:: About this exercise ::
Where does the word "knob" occur in the data below? Copy each line that holds it.

======== Records to process ========

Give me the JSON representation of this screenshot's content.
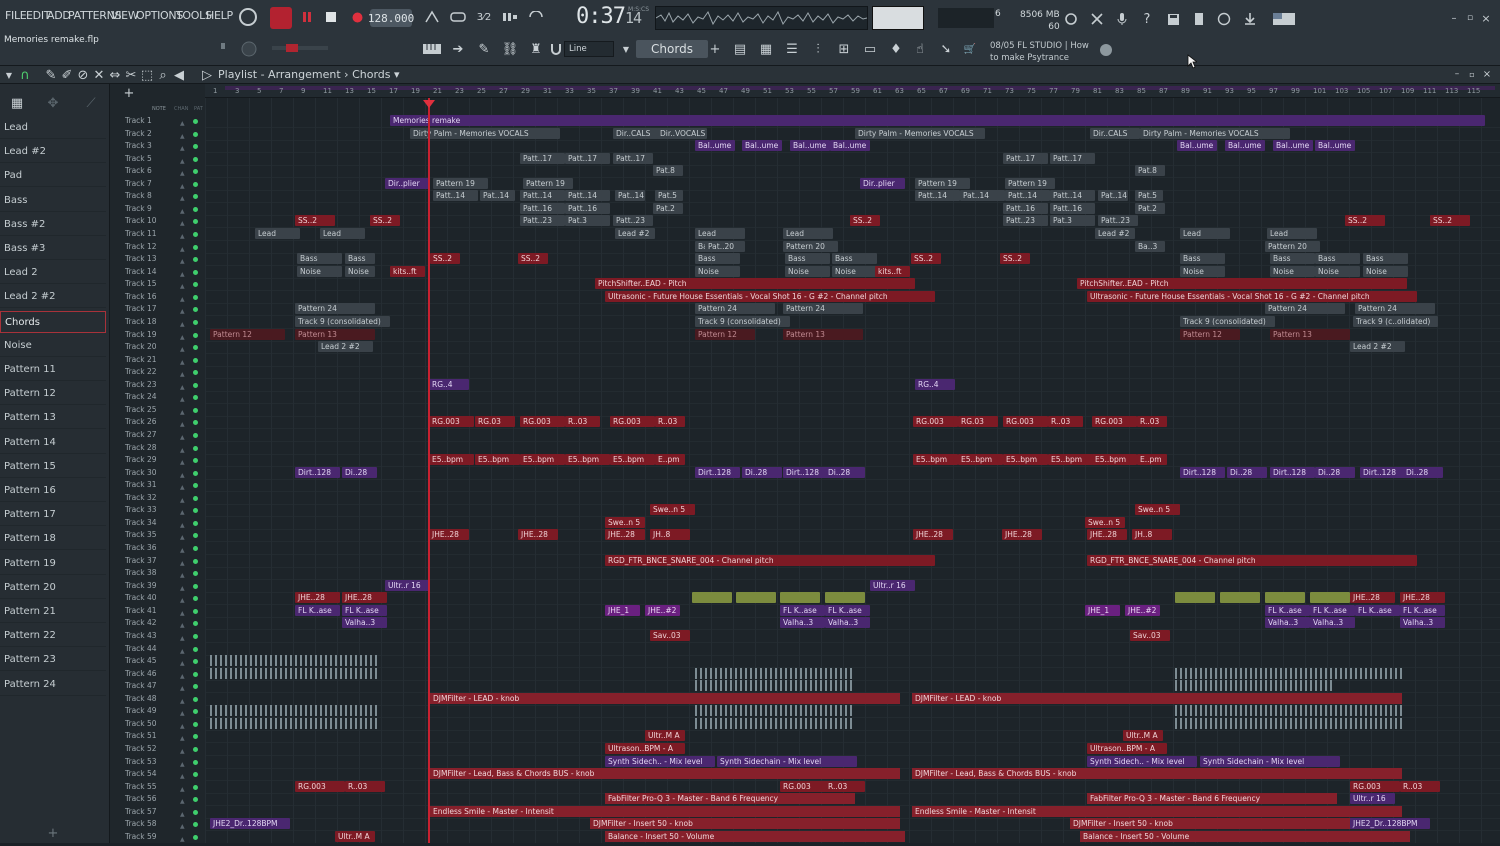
{
  "menu": [
    "FILE",
    "EDIT",
    "ADD",
    "PATTERNS",
    "VIEW",
    "OPTIONS",
    "TOOLS",
    "HELP"
  ],
  "transport": {
    "tempo": "128.000",
    "time": "0:37",
    "time_small": "14",
    "msc": "M:S:CS"
  },
  "monitor": {
    "cpu": "6",
    "memory": "8506 MB",
    "poly": "60"
  },
  "hint": {
    "line1": "08/05  FL STUDIO | How",
    "line2": "to make Psytrance"
  },
  "project": {
    "filename": "Memories remake.flp"
  },
  "toolbar": {
    "snap": "Line",
    "pattern": "Chords"
  },
  "playlist": {
    "breadcrumb": "Playlist - Arrangement",
    "current": "Chords"
  },
  "channels": [
    {
      "label": "Lead"
    },
    {
      "label": "Lead #2"
    },
    {
      "label": "Pad"
    },
    {
      "label": "Bass"
    },
    {
      "label": "Bass #2"
    },
    {
      "label": "Bass #3"
    },
    {
      "label": "Lead 2"
    },
    {
      "label": "Lead 2 #2"
    },
    {
      "label": "Chords"
    },
    {
      "label": "Noise"
    },
    {
      "label": "Pattern 11"
    },
    {
      "label": "Pattern 12"
    },
    {
      "label": "Pattern 13"
    },
    {
      "label": "Pattern 14"
    },
    {
      "label": "Pattern 15"
    },
    {
      "label": "Pattern 16"
    },
    {
      "label": "Pattern 17"
    },
    {
      "label": "Pattern 18"
    },
    {
      "label": "Pattern 19"
    },
    {
      "label": "Pattern 20"
    },
    {
      "label": "Pattern 21"
    },
    {
      "label": "Pattern 22"
    },
    {
      "label": "Pattern 23"
    },
    {
      "label": "Pattern 24"
    }
  ],
  "tracks": [
    "Track 1",
    "Track 2",
    "Track 3",
    "Track 5",
    "Track 6",
    "Track 7",
    "Track 8",
    "Track 9",
    "Track 10",
    "Track 11",
    "Track 12",
    "Track 13",
    "Track 14",
    "Track 15",
    "Track 16",
    "Track 17",
    "Track 18",
    "Track 19",
    "Track 20",
    "Track 21",
    "Track 22",
    "Track 23",
    "Track 24",
    "Track 25",
    "Track 26",
    "Track 27",
    "Track 28",
    "Track 29",
    "Track 30",
    "Track 31",
    "Track 32",
    "Track 33",
    "Track 34",
    "Track 35",
    "Track 36",
    "Track 37",
    "Track 38",
    "Track 39",
    "Track 40",
    "Track 41",
    "Track 42",
    "Track 43",
    "Track 44",
    "Track 45",
    "Track 46",
    "Track 47",
    "Track 48",
    "Track 49",
    "Track 50",
    "Track 51",
    "Track 52",
    "Track 53",
    "Track 54",
    "Track 55",
    "Track 56",
    "Track 57",
    "Track 58",
    "Track 59"
  ],
  "ruler": [
    "1",
    "3",
    "5",
    "7",
    "9",
    "11",
    "13",
    "15",
    "17",
    "19",
    "21",
    "23",
    "25",
    "27",
    "29",
    "31",
    "33",
    "35",
    "37",
    "39",
    "41",
    "43",
    "45",
    "47",
    "49",
    "51",
    "53",
    "55",
    "57",
    "59",
    "61",
    "63",
    "65",
    "67",
    "69",
    "71",
    "73",
    "75",
    "77",
    "79",
    "81",
    "83",
    "85",
    "87",
    "89",
    "91",
    "93",
    "95",
    "97",
    "99",
    "101",
    "103",
    "105",
    "107",
    "109",
    "111",
    "113",
    "115"
  ],
  "clips": {
    "memories": "Memories remake",
    "dirty_palm": "Dirty Palm - Memories VOCALS",
    "dir_cals": "Dir..CALS",
    "dir_vocals": "Dir..VOCALS",
    "dirty_palm2": "Dirty Palm - Memories VOCALS",
    "dir_cals2": "Dir..CALS",
    "dirty_palm3": "Dirty Palm - Memories VOCALS",
    "bal_ume": "Bal..ume",
    "patt17": "Patt..17",
    "pat8": "Pat.8",
    "pattern19": "Pattern 19",
    "dir_plier": "Dir..plier",
    "patt14": "Patt..14",
    "pat14": "Pat..14",
    "pat5": "Pat.5",
    "patt16": "Patt..16",
    "pat16": "Pat..16",
    "pat2": "Pat.2",
    "ss2": "SS..2",
    "patt23": "Patt..23",
    "pat3": "Pat.3",
    "lead": "Lead",
    "lead2": "Lead #2",
    "pattern20": "Pattern 20",
    "bass": "Bass",
    "ba3": "Ba..3",
    "pat20": "Pat..20",
    "noise": "Noise",
    "kits": "kits..ft",
    "pitch_shifter": "PitchShifter..EAD - Pitch",
    "ultrasonic": "Ultrasonic - Future House Essentials - Vocal Shot 16 - G #2 - Channel pitch",
    "pattern24": "Pattern 24",
    "track9": "Track 9 (consolidated)",
    "track9b": "Track 9 (c..olidated)",
    "pattern12": "Pattern 12",
    "pattern13": "Pattern 13",
    "lead22": "Lead 2 #2",
    "rg": "RG..4",
    "rg003": "RG.003",
    "rg03": "RG.03",
    "e5bpm": "E5..bpm",
    "epm": "E..pm",
    "dirt128": "Dirt..128",
    "di28": "Di..28",
    "swe": "Swe..n 5",
    "jhe28": "JHE..28",
    "jh8": "JH..8",
    "rgd": "RGD_FTR_BNCE_SNARE_004 - Channel pitch",
    "ultr16": "Ultr..r 16",
    "jhe1": "JHE_1",
    "jhe2": "JHE..#2",
    "flkase": "FL K..ase",
    "valha": "Valha..3",
    "sav03": "Sav..03",
    "djm_lead": "DJMFilter - LEAD - knob",
    "ultr_ma": "Ultr..M A",
    "ultrason_bpm": "Ultrason..BPM - A",
    "synth_side": "Synth Sidech.. - Mix level",
    "synth_side2": "Synth Sidechain - Mix level",
    "djm_bus": "DJMFilter - Lead, Bass & Chords BUS - knob",
    "fabfilter": "FabFilter Pro-Q 3 - Master - Band 6 Frequency",
    "endless": "Endless Smile - Master - Intensit",
    "djm_insert": "DJMFilter - Insert 50 - knob",
    "balance": "Balance - Insert 50 - Volume",
    "jhe2dr": "JHE2_Dr..128BPM",
    "rg003b": "RG.003",
    "r03": "R..03"
  },
  "colors": {
    "playhead": "#c82130",
    "clip_red": "#7d1a24",
    "clip_purple": "#4a2770",
    "mute_dot": "#3fcf6d"
  }
}
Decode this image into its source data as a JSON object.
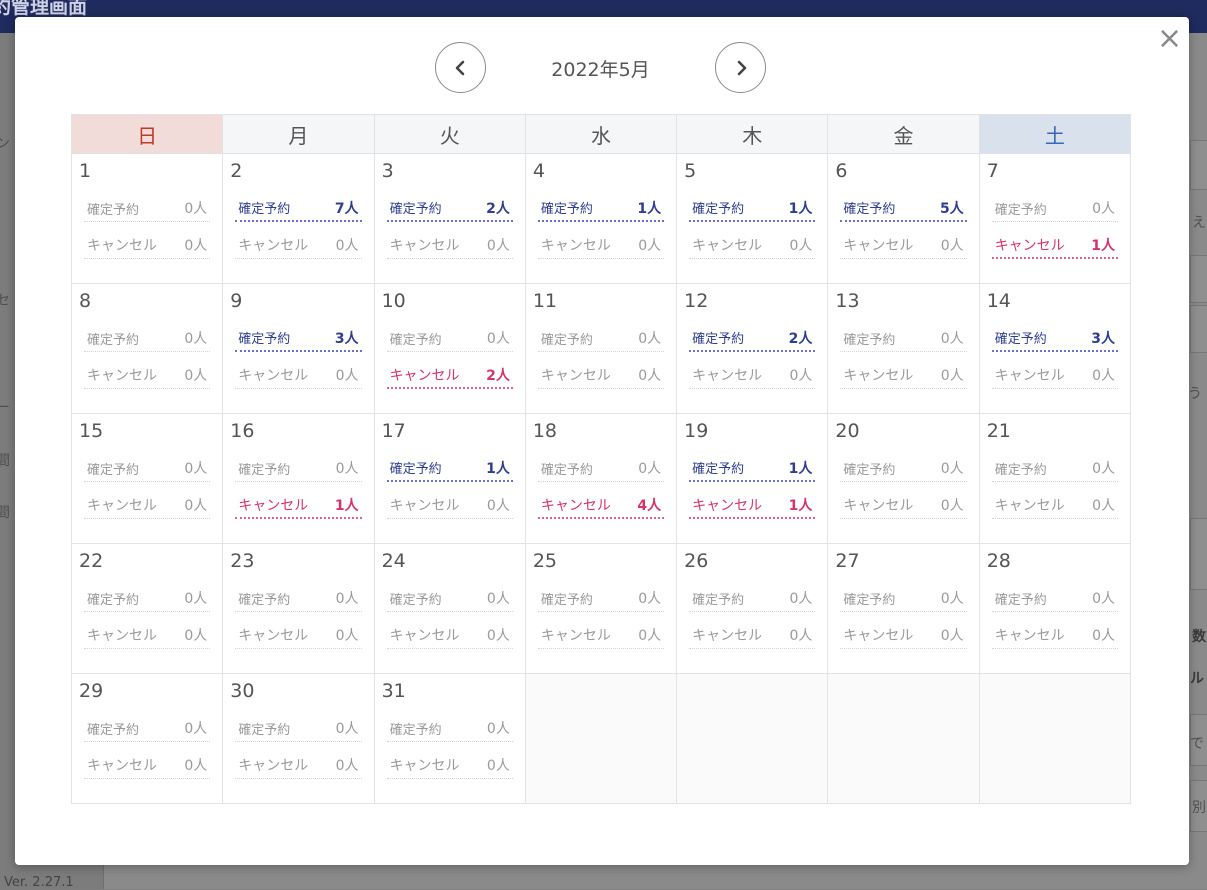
{
  "background": {
    "title": "約管理画面",
    "version": "Ver. 2.27.1",
    "sidebar_fragments": [
      "ン",
      "セ",
      "ー",
      "間",
      "間"
    ],
    "right_fragments": [
      "え",
      "う",
      "数",
      "ル",
      "で",
      "別"
    ]
  },
  "modal": {
    "close_label": "×",
    "month_title": "2022年5月",
    "prev_icon": "chevron-left-icon",
    "next_icon": "chevron-right-icon",
    "weekdays": [
      "日",
      "月",
      "火",
      "水",
      "木",
      "金",
      "土"
    ],
    "confirmed_label": "確定予約",
    "cancel_label": "キャンセル",
    "colors": {
      "confirmed": "#2f3e8f",
      "cancel": "#d6336c",
      "sunday": "#c0392b",
      "saturday": "#3a65b8"
    },
    "weeks": [
      [
        {
          "day": "1",
          "confirmed": "0人",
          "cancel": "0人"
        },
        {
          "day": "2",
          "confirmed": "7人",
          "cancel": "0人"
        },
        {
          "day": "3",
          "confirmed": "2人",
          "cancel": "0人"
        },
        {
          "day": "4",
          "confirmed": "1人",
          "cancel": "0人"
        },
        {
          "day": "5",
          "confirmed": "1人",
          "cancel": "0人"
        },
        {
          "day": "6",
          "confirmed": "5人",
          "cancel": "0人"
        },
        {
          "day": "7",
          "confirmed": "0人",
          "cancel": "1人"
        }
      ],
      [
        {
          "day": "8",
          "confirmed": "0人",
          "cancel": "0人"
        },
        {
          "day": "9",
          "confirmed": "3人",
          "cancel": "0人"
        },
        {
          "day": "10",
          "confirmed": "0人",
          "cancel": "2人"
        },
        {
          "day": "11",
          "confirmed": "0人",
          "cancel": "0人"
        },
        {
          "day": "12",
          "confirmed": "2人",
          "cancel": "0人"
        },
        {
          "day": "13",
          "confirmed": "0人",
          "cancel": "0人"
        },
        {
          "day": "14",
          "confirmed": "3人",
          "cancel": "0人"
        }
      ],
      [
        {
          "day": "15",
          "confirmed": "0人",
          "cancel": "0人"
        },
        {
          "day": "16",
          "confirmed": "0人",
          "cancel": "1人"
        },
        {
          "day": "17",
          "confirmed": "1人",
          "cancel": "0人"
        },
        {
          "day": "18",
          "confirmed": "0人",
          "cancel": "4人"
        },
        {
          "day": "19",
          "confirmed": "1人",
          "cancel": "1人"
        },
        {
          "day": "20",
          "confirmed": "0人",
          "cancel": "0人"
        },
        {
          "day": "21",
          "confirmed": "0人",
          "cancel": "0人"
        }
      ],
      [
        {
          "day": "22",
          "confirmed": "0人",
          "cancel": "0人"
        },
        {
          "day": "23",
          "confirmed": "0人",
          "cancel": "0人"
        },
        {
          "day": "24",
          "confirmed": "0人",
          "cancel": "0人"
        },
        {
          "day": "25",
          "confirmed": "0人",
          "cancel": "0人"
        },
        {
          "day": "26",
          "confirmed": "0人",
          "cancel": "0人"
        },
        {
          "day": "27",
          "confirmed": "0人",
          "cancel": "0人"
        },
        {
          "day": "28",
          "confirmed": "0人",
          "cancel": "0人"
        }
      ],
      [
        {
          "day": "29",
          "confirmed": "0人",
          "cancel": "0人"
        },
        {
          "day": "30",
          "confirmed": "0人",
          "cancel": "0人"
        },
        {
          "day": "31",
          "confirmed": "0人",
          "cancel": "0人"
        },
        null,
        null,
        null,
        null
      ]
    ]
  }
}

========

:: Your solution ::
    "djm_lead": "DJMFilter - LEAD - knob",
    "djm_bus": "DJMFilter - Lead, Bass & Chords BUS - knob",
    "djm_insert": "DJMFilter - Insert 50 - knob",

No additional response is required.